Daniel Radcliffe, Zoe Kazan, Adam Driver
The bar for indie movies is thus: If you can justify being more than a Sunday night Netflix curiosity, you’ve done alright. Safety Not Guaranteed, Frances Ha, In Our Nature; are examples. And it’s hard to pin down why. But there’s a tendency for these sorts of films to devolve into basically fantasy, be it with stupid characters, unrealistic situations, or glaring logic inconsistencies. There’s a “twee allotment” that I like to assign. I’m more liberal than most but there’s certainly a threshold. Basically, it’s the amount of precious bullshit that can reasonably be passed off as drama. (Think Juno’s burger phone.) So when a film takes more than it deserves the suspension of disbelief is broken and I’m taken right out of the movie. It’s actually surprising, given the closeness and intimacy one expects small filmmakers to have with their material, that the core tools for storytelling (characterization, empathy, struggle, growth) are so often thrown out the window.

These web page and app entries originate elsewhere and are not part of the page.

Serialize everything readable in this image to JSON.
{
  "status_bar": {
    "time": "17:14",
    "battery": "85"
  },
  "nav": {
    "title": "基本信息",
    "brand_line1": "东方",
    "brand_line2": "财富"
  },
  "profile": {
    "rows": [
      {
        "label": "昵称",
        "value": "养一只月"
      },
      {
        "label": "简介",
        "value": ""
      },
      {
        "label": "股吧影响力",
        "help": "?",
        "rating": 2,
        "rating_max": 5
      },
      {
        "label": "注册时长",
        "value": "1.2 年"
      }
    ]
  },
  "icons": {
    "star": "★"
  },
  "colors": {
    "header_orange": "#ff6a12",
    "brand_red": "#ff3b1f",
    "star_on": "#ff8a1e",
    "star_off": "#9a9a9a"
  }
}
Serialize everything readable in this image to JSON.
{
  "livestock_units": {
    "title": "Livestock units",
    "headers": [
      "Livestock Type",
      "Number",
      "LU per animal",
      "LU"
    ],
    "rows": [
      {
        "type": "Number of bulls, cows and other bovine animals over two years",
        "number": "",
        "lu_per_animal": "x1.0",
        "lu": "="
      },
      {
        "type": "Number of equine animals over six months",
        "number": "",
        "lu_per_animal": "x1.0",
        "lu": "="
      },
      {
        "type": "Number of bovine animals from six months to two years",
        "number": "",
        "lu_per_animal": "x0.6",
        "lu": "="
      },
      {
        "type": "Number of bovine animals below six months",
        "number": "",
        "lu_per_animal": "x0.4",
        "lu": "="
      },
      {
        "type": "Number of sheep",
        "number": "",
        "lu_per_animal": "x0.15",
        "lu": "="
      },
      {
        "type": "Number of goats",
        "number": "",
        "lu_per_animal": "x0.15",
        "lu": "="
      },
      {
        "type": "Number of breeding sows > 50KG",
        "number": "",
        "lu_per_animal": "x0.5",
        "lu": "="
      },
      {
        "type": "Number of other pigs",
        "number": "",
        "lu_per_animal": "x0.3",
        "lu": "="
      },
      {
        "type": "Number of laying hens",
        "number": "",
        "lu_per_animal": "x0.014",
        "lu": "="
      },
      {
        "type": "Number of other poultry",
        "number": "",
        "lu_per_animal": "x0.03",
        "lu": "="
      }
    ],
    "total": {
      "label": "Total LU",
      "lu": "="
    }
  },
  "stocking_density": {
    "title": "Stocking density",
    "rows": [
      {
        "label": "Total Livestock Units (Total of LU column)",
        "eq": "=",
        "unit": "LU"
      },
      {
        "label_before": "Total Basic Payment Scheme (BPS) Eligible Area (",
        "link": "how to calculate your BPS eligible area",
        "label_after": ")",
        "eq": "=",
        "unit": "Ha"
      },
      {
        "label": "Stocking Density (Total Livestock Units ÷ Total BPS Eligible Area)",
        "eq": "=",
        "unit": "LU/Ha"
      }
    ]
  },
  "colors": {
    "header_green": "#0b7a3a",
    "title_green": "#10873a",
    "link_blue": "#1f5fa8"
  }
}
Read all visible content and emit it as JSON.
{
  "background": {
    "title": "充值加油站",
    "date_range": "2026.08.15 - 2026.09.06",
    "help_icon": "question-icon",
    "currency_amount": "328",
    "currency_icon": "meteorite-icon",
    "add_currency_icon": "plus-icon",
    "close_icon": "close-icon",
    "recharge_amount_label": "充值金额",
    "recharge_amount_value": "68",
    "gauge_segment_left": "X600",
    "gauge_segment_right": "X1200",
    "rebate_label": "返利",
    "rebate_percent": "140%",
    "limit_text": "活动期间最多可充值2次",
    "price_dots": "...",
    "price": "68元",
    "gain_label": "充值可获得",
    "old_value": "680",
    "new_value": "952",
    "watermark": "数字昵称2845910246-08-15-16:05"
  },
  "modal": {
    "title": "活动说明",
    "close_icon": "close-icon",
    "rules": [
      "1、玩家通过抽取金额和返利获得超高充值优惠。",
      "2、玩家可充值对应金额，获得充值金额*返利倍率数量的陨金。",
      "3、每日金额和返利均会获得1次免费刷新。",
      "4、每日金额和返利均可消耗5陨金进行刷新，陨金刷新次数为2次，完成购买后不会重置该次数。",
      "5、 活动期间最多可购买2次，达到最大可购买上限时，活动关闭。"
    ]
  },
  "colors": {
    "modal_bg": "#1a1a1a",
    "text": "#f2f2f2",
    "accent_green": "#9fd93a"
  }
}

What If is on the good side of that spectrum. The dialogue is snappy which keeps the melodrama at bay. The characters are idealistic in a grew-up-on-Disney kind of way but tempered believably by life’s disappointments and challenges. Med-school dropout Wallace is in a funk when he meets animator Chantry. The two instantly hit it off and slowly become more important parts of each other’s lives, despite Chantry’s long-term relationship with her successful boyfriend Ben. It’s clear right off the bat that the two have chemistry, and they hint at their mutual feelings in moments, Wallace tiptoeing around the treacherous territory and Chantry torn between potential lives she isn’t even sure she wants.
The narrative framework is familiar, young people and their problems. But Wallace and Chantry have a playful repartee that infuses levity into otherwise mood-flattening proceedings. Daniel Radcliffe and Zoe Kazan play well off each other, often in conversations that look and feel at least partially improvised. Kazan is believable as a young woman at a loss answering the big questions, and Radcliffe is able to shed his Harry Potter typecasting, coming off very un-earnest, un-heroic, and down right funny. I’m not sure if he’s a leading man yet, (it’s the patchy stubble) but quiet material like this suits him.
Importantly, the characters are smart, which is appreciated. Reactions are naturalistic without drifting into mumblecore. The dialogue is peppy and post-modern enough to not some off too sappy. There is a bit of sap, of course. The wedding ending was wholly unnecessary, if flat out out-of-place for the genre. But these people are just cynical enough to be convincing as human beings that have lived and loved.
Oftentimes, people in these types of movies are bumbling and introspective to their own detriment. They act like they just woke up after being frozen for twenty years, plopped into adult situations with a child’s understanding of how the world works. And yes, there’s an argument to made for retaining a child-like wonder for the world. But that sort of reductionist thinking is merely a consequence of nostalgia, a rose-colored glasses view of yesteryear. Miranda July in Me and You and Everyone We Know is basically a little girl, getting into strange cars for no reason and resisting everything uncomfortable. She’s weird, but for weirdness’s sake. In real life, even shut-ins are pessimistic enough to not act like that. In contrast, Kazan’s Chantry is alluring in that manic pixie dream girl way, but also motivated by realistic expectations, plugged into communities that define her in complex ways, and is capable of self-actualization unrelated to her relationship with a man. An exciting executive job in Asia might not necessarily be what Chantry wants, but the point is that her character is not static like many quiet auteurs want their women to be.
I’d like to see Kazan next play completely against type, makeup, attitude, everything. Because unfortunately, even when she’s attempting to criticize the manic pixie dream girl, playing the titular character in her own film Ruby Sparks, she fits that archetype effortlessly. She’s alternatively pretty, intelligent, and effervescent enough to fall into that trap. She’s good though. She’s a talent.
When it comes to these movies, you have to go all the way. If you’re striving for different, something to put your audience on edge and compel them to see life sideways, make your film bonkers. Eternal Sunshine of the Spotless Mind, The Science of Sleep, Amelie. You can justify the weirdness of your characters if your setting is also sightly twisted. It doesn’t have to be dark and nightmarish, but if your protagonist is a cartoon, attempting to sell an intimate, realistic slice of life premise is disingenuous.
What If plays it just about straight, with enough humor and wit from its cast to elicit a compassionate response. As a mature piece of Teenage Mutant Ninja Turtles counter-programming, it was enjoyable.